• _About this task_
If a line in the data below contains "wikipedia", copy it.

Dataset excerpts
▶
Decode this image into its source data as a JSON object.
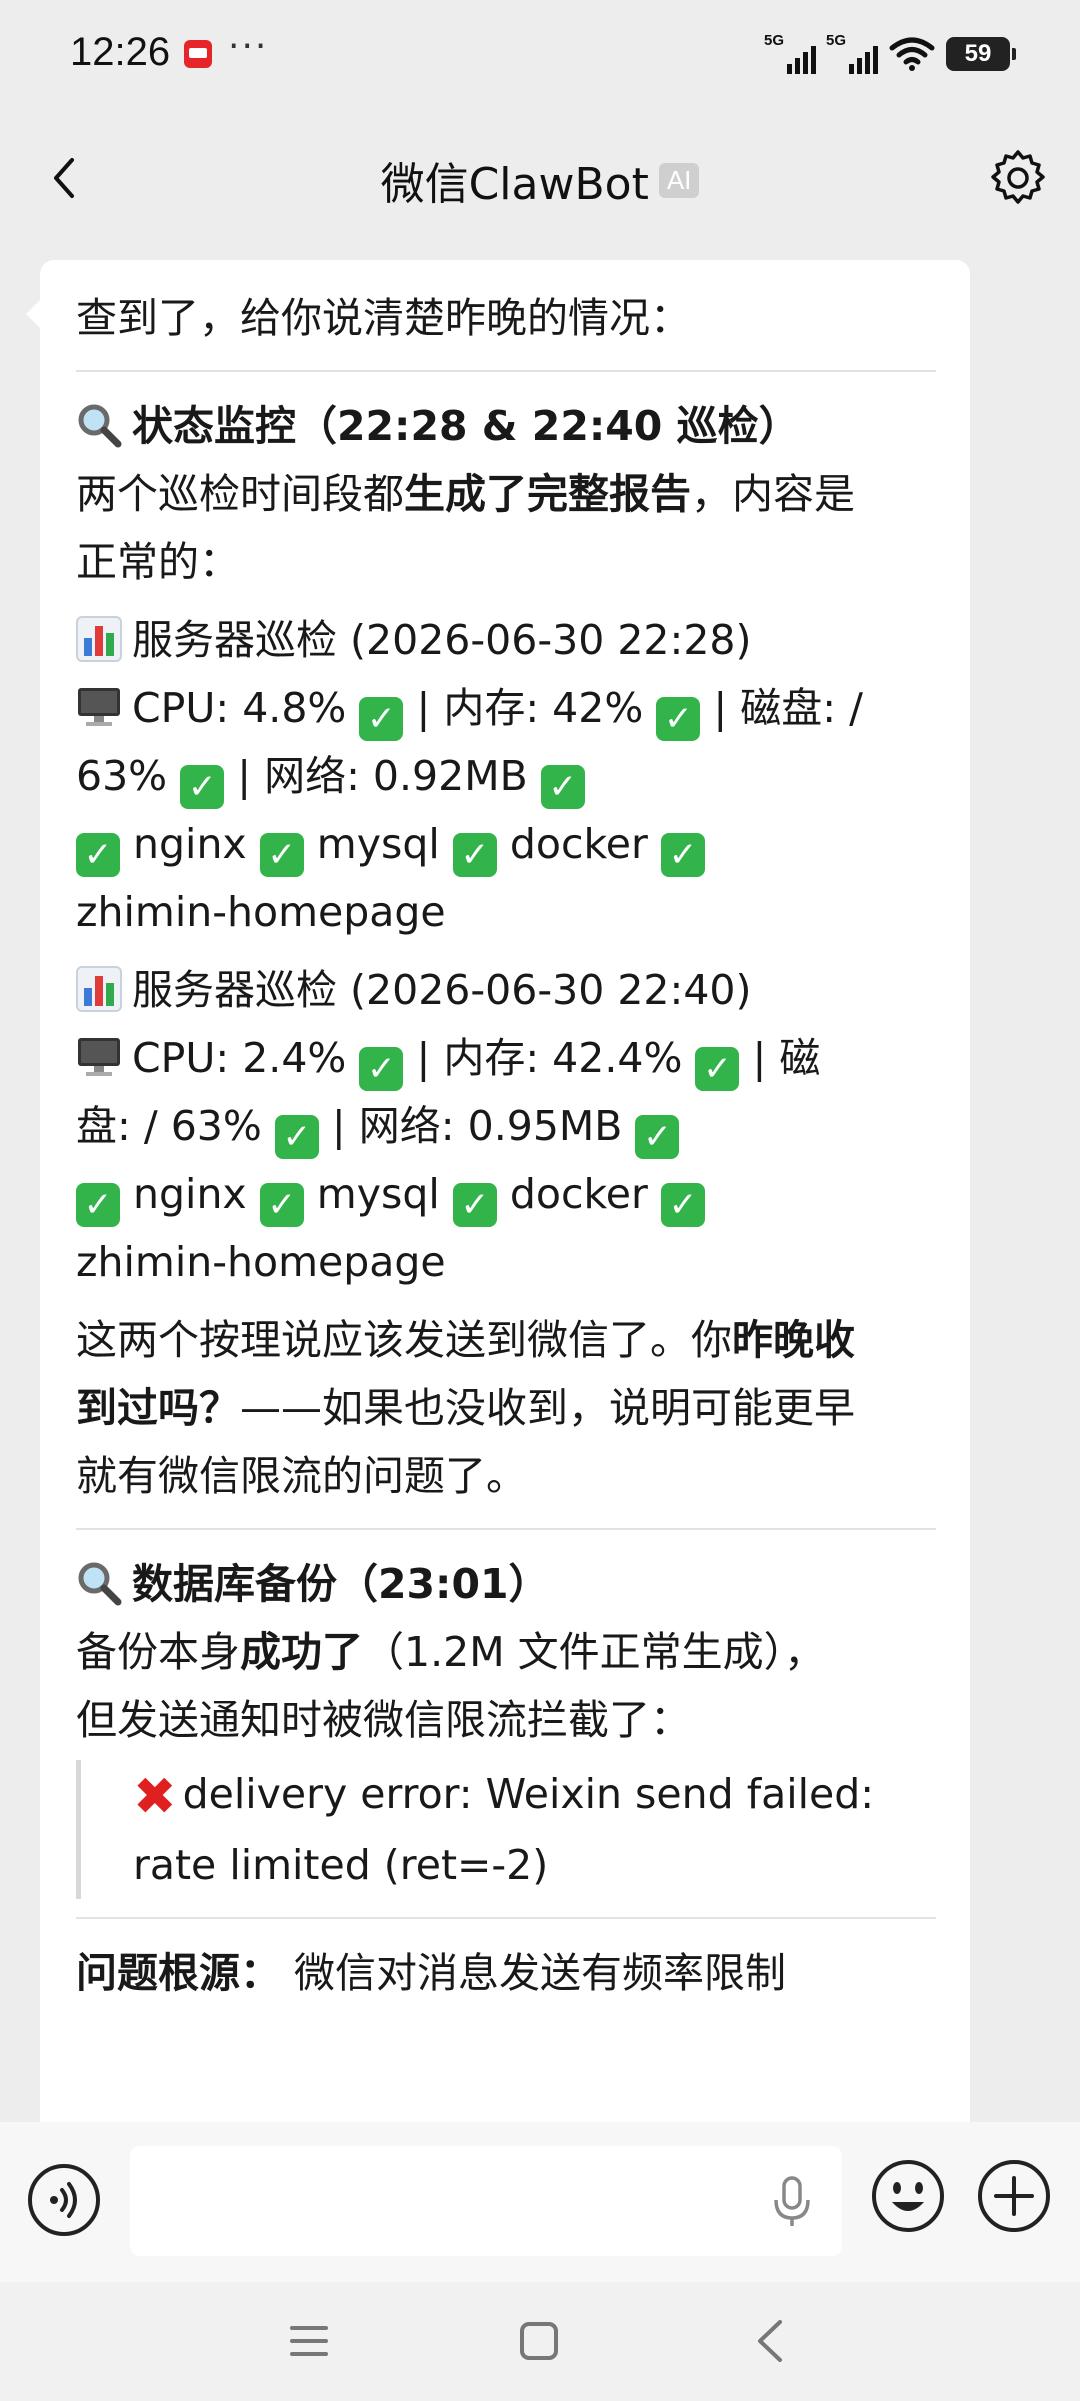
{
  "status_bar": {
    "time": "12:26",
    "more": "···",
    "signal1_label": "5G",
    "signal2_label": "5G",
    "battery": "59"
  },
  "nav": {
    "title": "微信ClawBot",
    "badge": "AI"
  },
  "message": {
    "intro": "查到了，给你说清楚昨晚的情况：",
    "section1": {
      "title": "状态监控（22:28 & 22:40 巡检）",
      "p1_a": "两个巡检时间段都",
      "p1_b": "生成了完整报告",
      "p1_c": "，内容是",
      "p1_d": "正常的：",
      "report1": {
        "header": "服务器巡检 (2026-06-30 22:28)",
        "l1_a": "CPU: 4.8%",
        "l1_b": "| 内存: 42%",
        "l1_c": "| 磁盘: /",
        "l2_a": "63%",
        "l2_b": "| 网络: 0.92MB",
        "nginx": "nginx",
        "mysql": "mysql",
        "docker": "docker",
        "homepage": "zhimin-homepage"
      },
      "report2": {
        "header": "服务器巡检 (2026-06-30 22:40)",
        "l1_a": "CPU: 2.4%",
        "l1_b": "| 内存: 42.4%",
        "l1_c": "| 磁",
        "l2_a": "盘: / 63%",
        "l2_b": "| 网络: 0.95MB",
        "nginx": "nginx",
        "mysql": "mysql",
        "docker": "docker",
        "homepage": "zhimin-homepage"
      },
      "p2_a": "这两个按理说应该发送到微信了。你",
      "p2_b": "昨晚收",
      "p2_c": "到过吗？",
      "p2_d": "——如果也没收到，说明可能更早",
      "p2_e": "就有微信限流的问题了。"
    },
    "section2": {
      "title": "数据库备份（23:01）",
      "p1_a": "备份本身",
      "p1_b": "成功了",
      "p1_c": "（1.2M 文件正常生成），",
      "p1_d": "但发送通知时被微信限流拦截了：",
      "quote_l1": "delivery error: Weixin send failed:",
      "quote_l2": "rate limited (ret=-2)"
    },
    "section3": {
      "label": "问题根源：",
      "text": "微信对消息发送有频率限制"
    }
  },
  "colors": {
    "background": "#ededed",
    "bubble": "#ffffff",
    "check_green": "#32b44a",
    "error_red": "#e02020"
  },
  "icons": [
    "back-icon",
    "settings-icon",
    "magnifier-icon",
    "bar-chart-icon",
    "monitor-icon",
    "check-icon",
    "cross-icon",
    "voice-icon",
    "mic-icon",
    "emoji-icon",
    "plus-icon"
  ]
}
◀
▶
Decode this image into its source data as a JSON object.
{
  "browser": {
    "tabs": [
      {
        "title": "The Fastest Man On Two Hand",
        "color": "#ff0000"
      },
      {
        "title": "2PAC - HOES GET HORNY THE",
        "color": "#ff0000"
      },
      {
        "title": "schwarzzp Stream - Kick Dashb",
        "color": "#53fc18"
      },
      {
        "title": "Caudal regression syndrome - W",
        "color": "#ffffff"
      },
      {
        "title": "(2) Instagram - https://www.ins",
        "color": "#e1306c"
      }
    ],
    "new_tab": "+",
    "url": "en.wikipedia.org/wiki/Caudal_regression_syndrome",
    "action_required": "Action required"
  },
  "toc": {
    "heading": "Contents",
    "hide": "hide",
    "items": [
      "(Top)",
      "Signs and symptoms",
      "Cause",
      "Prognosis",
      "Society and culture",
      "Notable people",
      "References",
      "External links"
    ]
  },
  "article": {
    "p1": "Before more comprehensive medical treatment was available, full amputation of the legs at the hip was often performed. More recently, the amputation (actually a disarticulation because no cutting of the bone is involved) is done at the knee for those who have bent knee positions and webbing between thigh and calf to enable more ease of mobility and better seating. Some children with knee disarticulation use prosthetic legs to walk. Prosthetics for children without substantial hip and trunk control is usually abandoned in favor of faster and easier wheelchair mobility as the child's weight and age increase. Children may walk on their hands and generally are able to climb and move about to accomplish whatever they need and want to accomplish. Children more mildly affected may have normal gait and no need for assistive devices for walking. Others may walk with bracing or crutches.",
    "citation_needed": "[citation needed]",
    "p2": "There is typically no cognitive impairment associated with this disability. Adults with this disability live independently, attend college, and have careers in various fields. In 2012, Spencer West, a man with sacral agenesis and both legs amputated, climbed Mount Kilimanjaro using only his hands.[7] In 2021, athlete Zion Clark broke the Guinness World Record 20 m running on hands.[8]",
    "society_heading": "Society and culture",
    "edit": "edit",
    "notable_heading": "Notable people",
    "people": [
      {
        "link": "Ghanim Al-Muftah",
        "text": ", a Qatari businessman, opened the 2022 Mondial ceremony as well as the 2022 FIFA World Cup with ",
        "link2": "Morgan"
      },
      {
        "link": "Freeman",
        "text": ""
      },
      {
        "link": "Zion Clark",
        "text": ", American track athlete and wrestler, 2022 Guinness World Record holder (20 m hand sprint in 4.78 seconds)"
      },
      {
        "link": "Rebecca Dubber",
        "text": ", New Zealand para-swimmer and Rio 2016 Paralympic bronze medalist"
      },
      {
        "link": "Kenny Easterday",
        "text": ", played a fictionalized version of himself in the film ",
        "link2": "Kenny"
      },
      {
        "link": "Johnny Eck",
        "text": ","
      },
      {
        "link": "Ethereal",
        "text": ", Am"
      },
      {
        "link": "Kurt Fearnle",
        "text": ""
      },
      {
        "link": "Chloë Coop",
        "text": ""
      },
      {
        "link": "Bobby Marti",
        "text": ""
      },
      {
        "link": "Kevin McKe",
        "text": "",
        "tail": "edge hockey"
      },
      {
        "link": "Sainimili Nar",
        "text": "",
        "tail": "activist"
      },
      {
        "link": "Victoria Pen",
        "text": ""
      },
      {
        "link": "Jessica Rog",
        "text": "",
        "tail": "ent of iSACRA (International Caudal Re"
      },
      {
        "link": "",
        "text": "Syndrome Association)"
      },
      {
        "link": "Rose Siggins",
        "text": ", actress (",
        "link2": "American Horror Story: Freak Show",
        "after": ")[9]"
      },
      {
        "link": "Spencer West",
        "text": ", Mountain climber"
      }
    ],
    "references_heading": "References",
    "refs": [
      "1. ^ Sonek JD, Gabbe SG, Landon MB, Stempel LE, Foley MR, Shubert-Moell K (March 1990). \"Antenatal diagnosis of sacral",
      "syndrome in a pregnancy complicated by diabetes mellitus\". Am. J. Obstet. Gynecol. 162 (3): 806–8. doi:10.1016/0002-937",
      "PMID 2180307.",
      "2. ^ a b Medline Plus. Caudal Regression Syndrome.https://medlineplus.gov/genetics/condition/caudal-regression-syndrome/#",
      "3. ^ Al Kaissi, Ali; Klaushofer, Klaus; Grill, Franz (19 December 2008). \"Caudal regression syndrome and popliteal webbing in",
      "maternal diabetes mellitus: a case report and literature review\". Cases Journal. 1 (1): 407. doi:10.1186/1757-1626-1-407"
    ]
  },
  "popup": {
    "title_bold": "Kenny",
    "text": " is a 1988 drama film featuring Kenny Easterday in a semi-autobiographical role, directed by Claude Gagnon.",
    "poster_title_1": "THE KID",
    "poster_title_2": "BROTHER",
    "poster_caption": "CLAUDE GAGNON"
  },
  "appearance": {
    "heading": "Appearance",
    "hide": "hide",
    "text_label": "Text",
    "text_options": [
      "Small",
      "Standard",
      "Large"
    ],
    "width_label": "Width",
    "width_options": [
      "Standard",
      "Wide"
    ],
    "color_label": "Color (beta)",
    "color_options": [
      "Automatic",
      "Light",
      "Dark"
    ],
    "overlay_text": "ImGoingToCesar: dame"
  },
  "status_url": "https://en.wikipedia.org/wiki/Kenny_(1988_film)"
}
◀
• _Output for this exercise_
    "url": "en.wikipedia.org/wiki/Caudal_regression_syndrome",
  "status_url": "https://en.wikipedia.org/wiki/Kenny_(1988_film)"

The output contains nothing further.